• Shared InfoSec Language Fosters Shared InfoSec Goals
  • June 27, 2018 | Author: James M. Paulino
  • Law Firm: Goldberg Segalla LLP - Rochester Office
  • While most business leaders agree that cybersecurity has significant value, determining exactly where and how to spend company dollars on training and infrastructure continues to be a point of disagreement within organizations. Intelligent communication using a shared vocabulary, according to a recent Focal Point Data Risk report by the Cyentia Institute, is vital to achieving consensus, and a comprehensive security plan.
    As the barriers between the c-suite and IS department continue to diminish, thanks, in part, to widespread adoption of a chief information security officer (CISO), a significant problem remains in “the critical, strategic area of cybersecurity measurability.” The solution, proposed by Cyentia, is a “Cyber Balance Sheet, which borrows familiar terminology of assets and liabilities to improve communication and consensus around cyber risk.” Properly assessing corporate position and priorities, including measuring and expressing risk, is impossible without common values and metrics, and, in turn, a common language. Among the “assets” and “liabilities” addressed within the report, companies must “balance” physical security concerns, including hardware, software, data and systems, against intangible assets, such as brand reputation, customer loyalty, and human capital. A “balance sheet” that includes the range of assets and liabilities helps provide “a complete picture of…risk posture, enabling better awareness and more informed decisions,” and a more robust information security program.

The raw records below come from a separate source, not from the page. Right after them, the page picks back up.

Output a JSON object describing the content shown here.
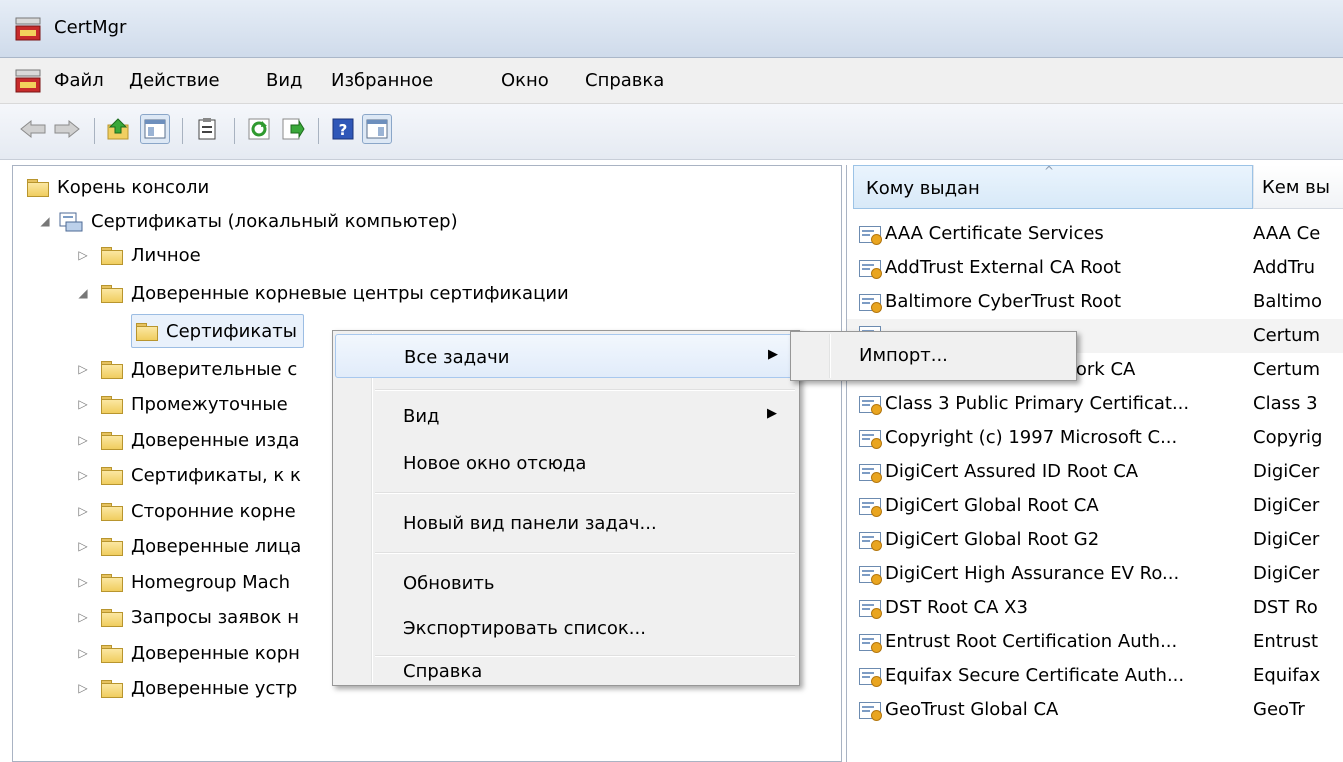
{
  "window": {
    "title": "CertMgr"
  },
  "menu": {
    "items": [
      "Файл",
      "Действие",
      "Вид",
      "Избранное",
      "Окно",
      "Справка"
    ]
  },
  "toolbar": {
    "buttons": [
      "back-icon",
      "forward-icon",
      "up-level-icon",
      "show-hide-console-tree-icon",
      "properties-icon",
      "refresh-icon",
      "export-list-icon",
      "help-icon",
      "show-hide-action-pane-icon"
    ]
  },
  "tree": {
    "root": "Корень консоли",
    "certs_local": "Сертификаты (локальный компьютер)",
    "personal": "Личное",
    "trusted_root": "Доверенные корневые центры сертификации",
    "certificates": "Сертификаты",
    "nodes": [
      "Доверительные с",
      "Промежуточные",
      "Доверенные изда",
      "Сертификаты, к к",
      "Сторонние корне",
      "Доверенные лица",
      "Homegroup Mach",
      "Запросы заявок н",
      "Доверенные корн",
      "Доверенные устр"
    ]
  },
  "list": {
    "columns": [
      "Кому выдан",
      "Кем вы"
    ],
    "rows": [
      [
        "AAA Certificate Services",
        "AAA Ce"
      ],
      [
        "AddTrust External CA Root",
        "AddTru"
      ],
      [
        "Baltimore CyberTrust Root",
        "Baltimo"
      ],
      [
        "",
        "Certum"
      ],
      [
        "Certum Trusted Network CA",
        "Certum"
      ],
      [
        "Class 3 Public Primary Certificat...",
        "Class 3"
      ],
      [
        "Copyright (c) 1997 Microsoft C...",
        "Copyrig"
      ],
      [
        "DigiCert Assured ID Root CA",
        "DigiCer"
      ],
      [
        "DigiCert Global Root CA",
        "DigiCer"
      ],
      [
        "DigiCert Global Root G2",
        "DigiCer"
      ],
      [
        "DigiCert High Assurance EV Ro...",
        "DigiCer"
      ],
      [
        "DST Root CA X3",
        "DST Ro"
      ],
      [
        "Entrust Root Certification Auth...",
        "Entrust"
      ],
      [
        "Equifax Secure Certificate Auth...",
        "Equifax"
      ],
      [
        "GeoTrust Global CA",
        "GeoTr"
      ]
    ]
  },
  "context_menu": {
    "all_tasks": "Все задачи",
    "view": "Вид",
    "new_window": "Новое окно отсюда",
    "new_taskpad": "Новый вид панели задач...",
    "refresh": "Обновить",
    "export_list": "Экспортировать список...",
    "help": "Справка",
    "submenu_arrow": "▶"
  },
  "submenu": {
    "import": "Импорт..."
  },
  "colors": {
    "selection_border": "#a8c8ee",
    "selection_bg": "#e1ecfa",
    "menu_bg": "#f0f0f0"
  }
}
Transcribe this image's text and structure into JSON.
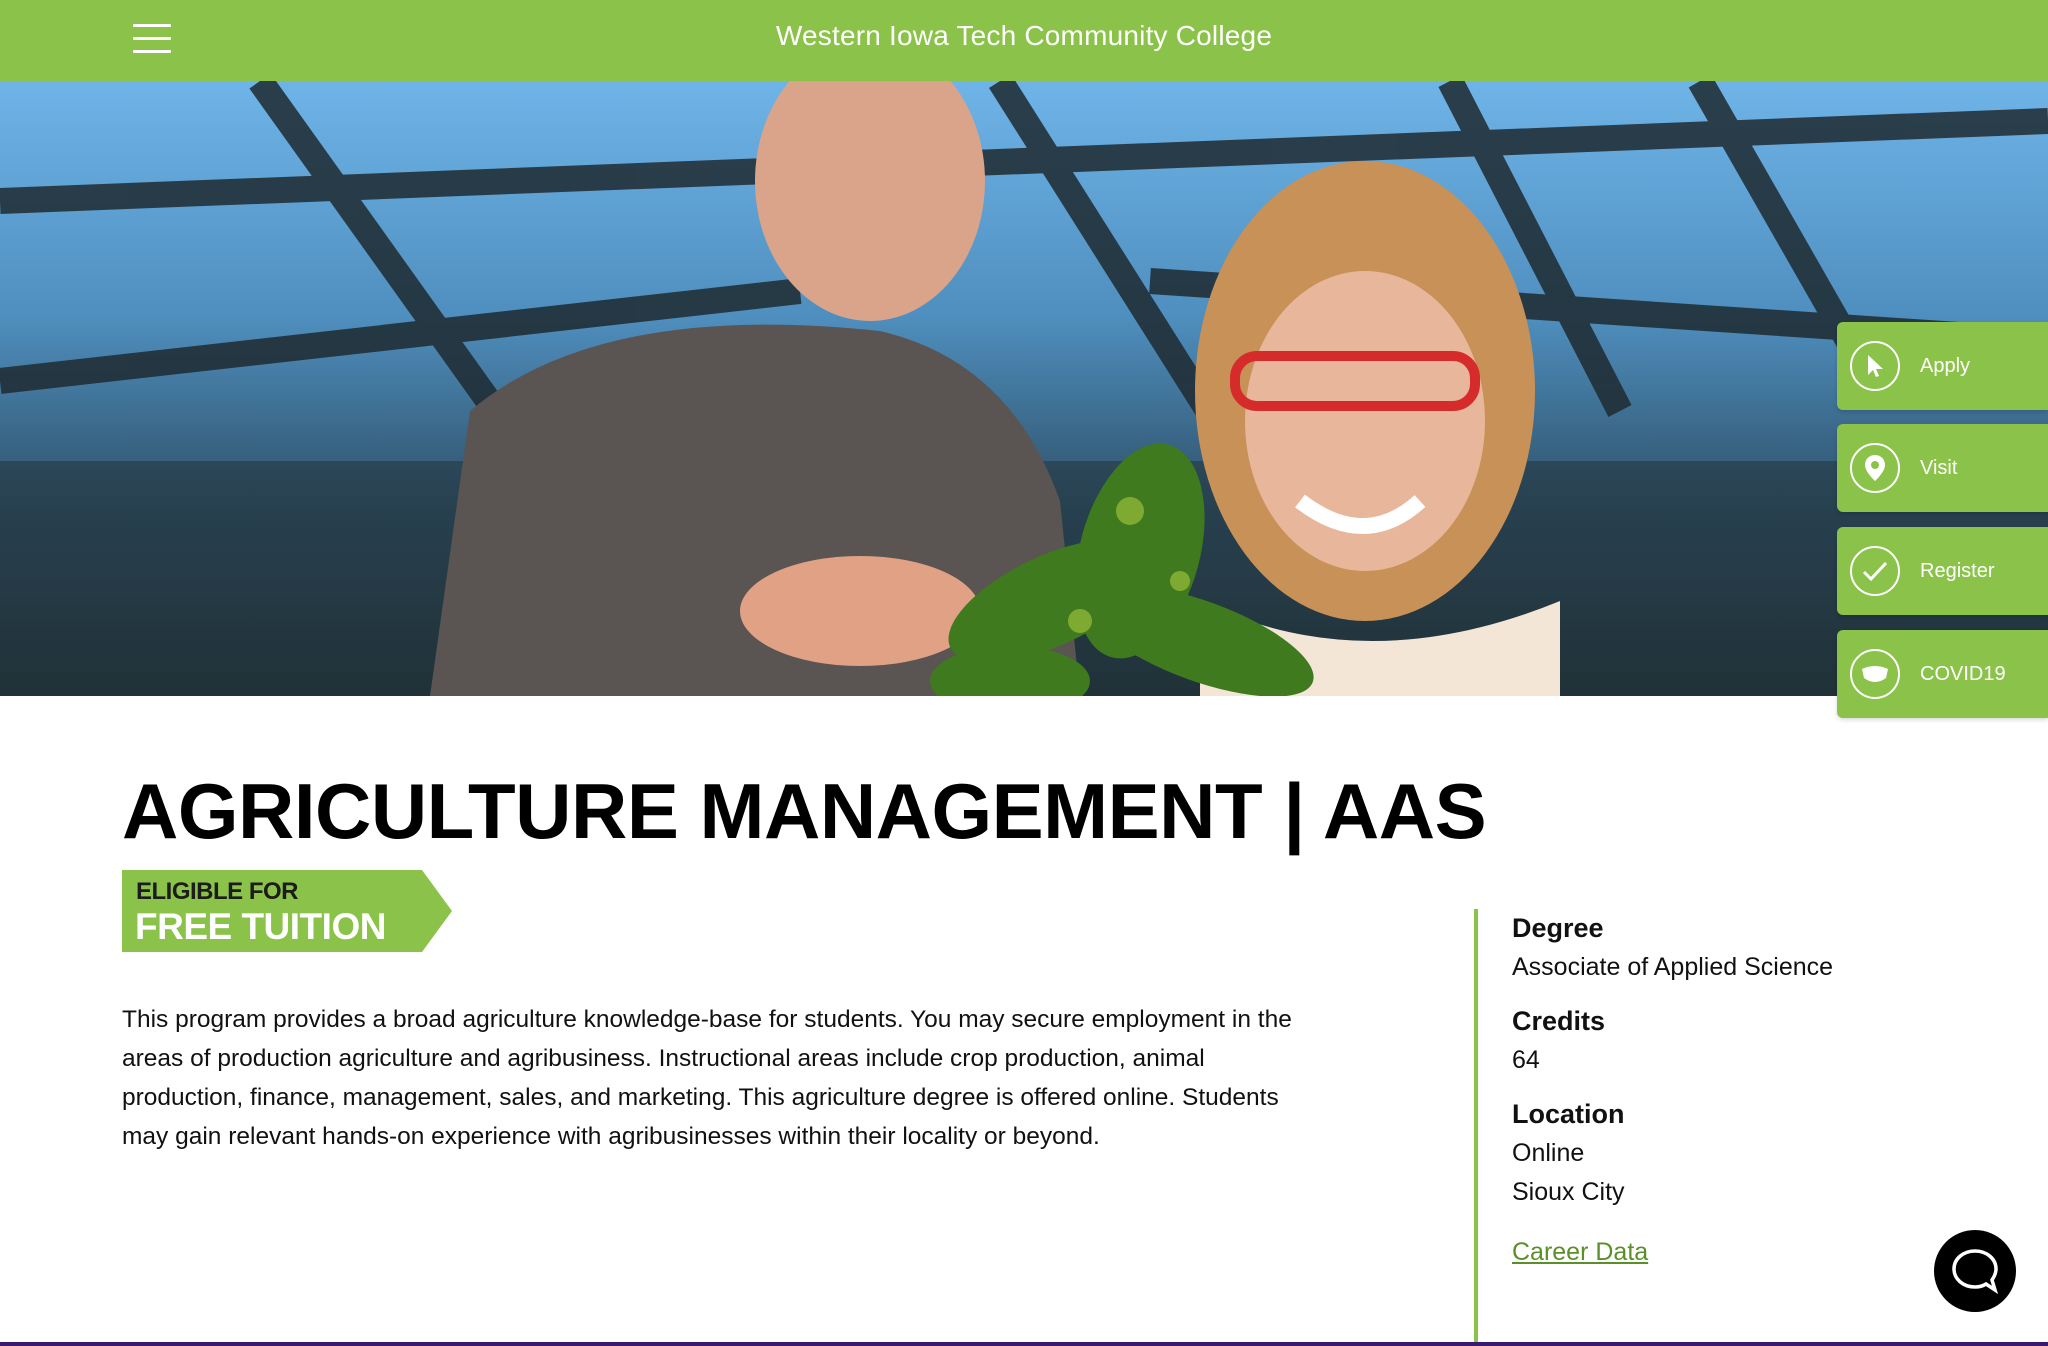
{
  "header": {
    "title": "Western Iowa Tech Community College",
    "menu_icon": "hamburger-menu-icon",
    "bg_color": "#8bc34a"
  },
  "quick_actions": [
    {
      "label": "Apply",
      "icon": "cursor-pointer-icon"
    },
    {
      "label": "Visit",
      "icon": "map-pin-icon"
    },
    {
      "label": "Register",
      "icon": "checkmark-icon"
    },
    {
      "label": "COVID19",
      "icon": "face-mask-icon"
    }
  ],
  "program": {
    "title": "AGRICULTURE MANAGEMENT | AAS",
    "badge": {
      "line1": "ELIGIBLE FOR",
      "line2": "FREE TUITION"
    },
    "description": "This program provides a broad agriculture knowledge-base for students. You may secure employment in the areas of production agriculture and agribusiness. Instructional areas include crop production, animal production, finance, management, sales, and marketing. This agriculture degree is offered online. Students may gain relevant hands-on experience with agribusinesses within their locality or beyond."
  },
  "facts": {
    "degree_label": "Degree",
    "degree_value": "Associate of Applied Science",
    "credits_label": "Credits",
    "credits_value": "64",
    "location_label": "Location",
    "locations": [
      "Online",
      "Sioux City"
    ],
    "career_link": "Career Data"
  },
  "chat": {
    "icon": "chat-bubble-icon"
  },
  "colors": {
    "accent": "#8bc34a",
    "link": "#5a8f2a",
    "footer": "#3a1a6e"
  }
}
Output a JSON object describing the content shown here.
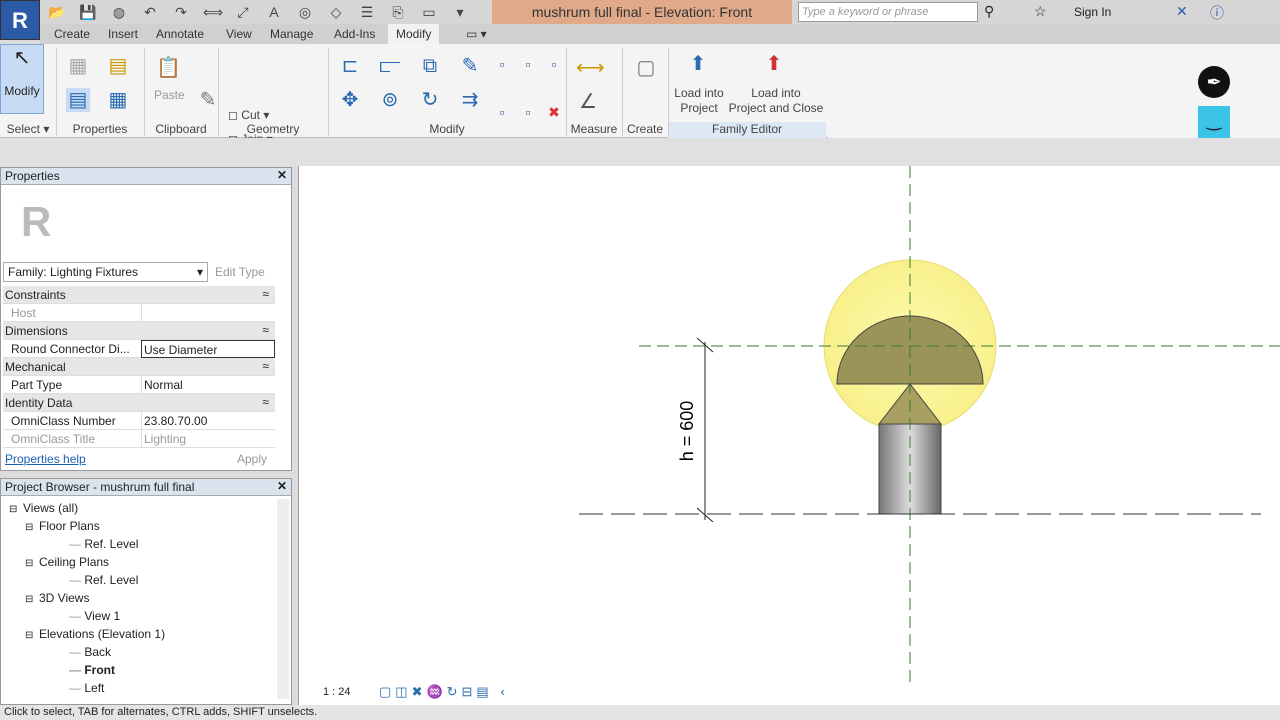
{
  "app": {
    "logo": "R",
    "title": "mushrum full final - Elevation: Front"
  },
  "search": {
    "placeholder": "Type a keyword or phrase"
  },
  "account": {
    "sign_in": "Sign In"
  },
  "tabs": [
    "Create",
    "Insert",
    "Annotate",
    "View",
    "Manage",
    "Add-Ins",
    "Modify"
  ],
  "active_tab": "Modify",
  "ribbon": {
    "modify_btn": "Modify",
    "cut": "Cut",
    "join": "Join",
    "paste": "Paste",
    "load_into_project": [
      "Load into",
      "Project"
    ],
    "load_and_close": [
      "Load into",
      "Project and Close"
    ],
    "panels": [
      "Select",
      "Properties",
      "Clipboard",
      "Geometry",
      "Modify",
      "Measure",
      "Create",
      "Family Editor"
    ]
  },
  "properties": {
    "title": "Properties",
    "type_selector": "Family: Lighting Fixtures",
    "edit_type": "Edit Type",
    "rows": [
      {
        "cat": "Constraints"
      },
      {
        "k": "Host",
        "v": "",
        "dim": true
      },
      {
        "cat": "Dimensions"
      },
      {
        "k": "Round Connector Di...",
        "v": "Use Diameter"
      },
      {
        "cat": "Mechanical"
      },
      {
        "k": "Part Type",
        "v": "Normal"
      },
      {
        "cat": "Identity Data"
      },
      {
        "k": "OmniClass Number",
        "v": "23.80.70.00"
      },
      {
        "k": "OmniClass Title",
        "v": "Lighting",
        "dim": true
      }
    ],
    "help": "Properties help",
    "apply": "Apply"
  },
  "browser": {
    "title": "Project Browser - mushrum full final",
    "items": [
      {
        "t": "Views (all)",
        "lvl": 0,
        "exp": "-"
      },
      {
        "t": "Floor Plans",
        "lvl": 1,
        "exp": "-"
      },
      {
        "t": "Ref. Level",
        "lvl": 2
      },
      {
        "t": "Ceiling Plans",
        "lvl": 1,
        "exp": "-"
      },
      {
        "t": "Ref. Level",
        "lvl": 2
      },
      {
        "t": "3D Views",
        "lvl": 1,
        "exp": "-"
      },
      {
        "t": "View 1",
        "lvl": 2
      },
      {
        "t": "Elevations (Elevation 1)",
        "lvl": 1,
        "exp": "-"
      },
      {
        "t": "Back",
        "lvl": 2
      },
      {
        "t": "Front",
        "lvl": 2,
        "bold": true
      },
      {
        "t": "Left",
        "lvl": 2
      }
    ]
  },
  "view": {
    "scale": "1 : 24",
    "dimension": "h = 600"
  },
  "status": "Click to select, TAB for alternates, CTRL adds, SHIFT unselects."
}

    Joan Goodchild, writing for IBM’s Security Intelligence, provides additional tips for CISOs, who must “learn to speak the language of business,” and to show executives how spending both increases security posture and enables key business goals. In particular, Goodchild recommends CISOs learn “Three R’s: Reputation, Regulation and Revenue” as primary concerns among board members, and opportunities to segue into security issues. Finally, as cyber-anxiety continues to increase among businesses and consumers, CISOs should be careful to bring “good news” and pay attention to “context” in presenting to key decision makers.
    Echoing these considerations, Phil Gardner, Founder of IANS, encourages CISOs to link information security to business priorities, and to better understand overall company values, including data assets, as well as InfoSec expenditures, in order to increase “clout with the board and c-suite.”

    For those cyber-aware organizations committed to developing and improving their security policies and procedures, maximizing effective communication among corporate stakeholders is a vital part of a robust information security program.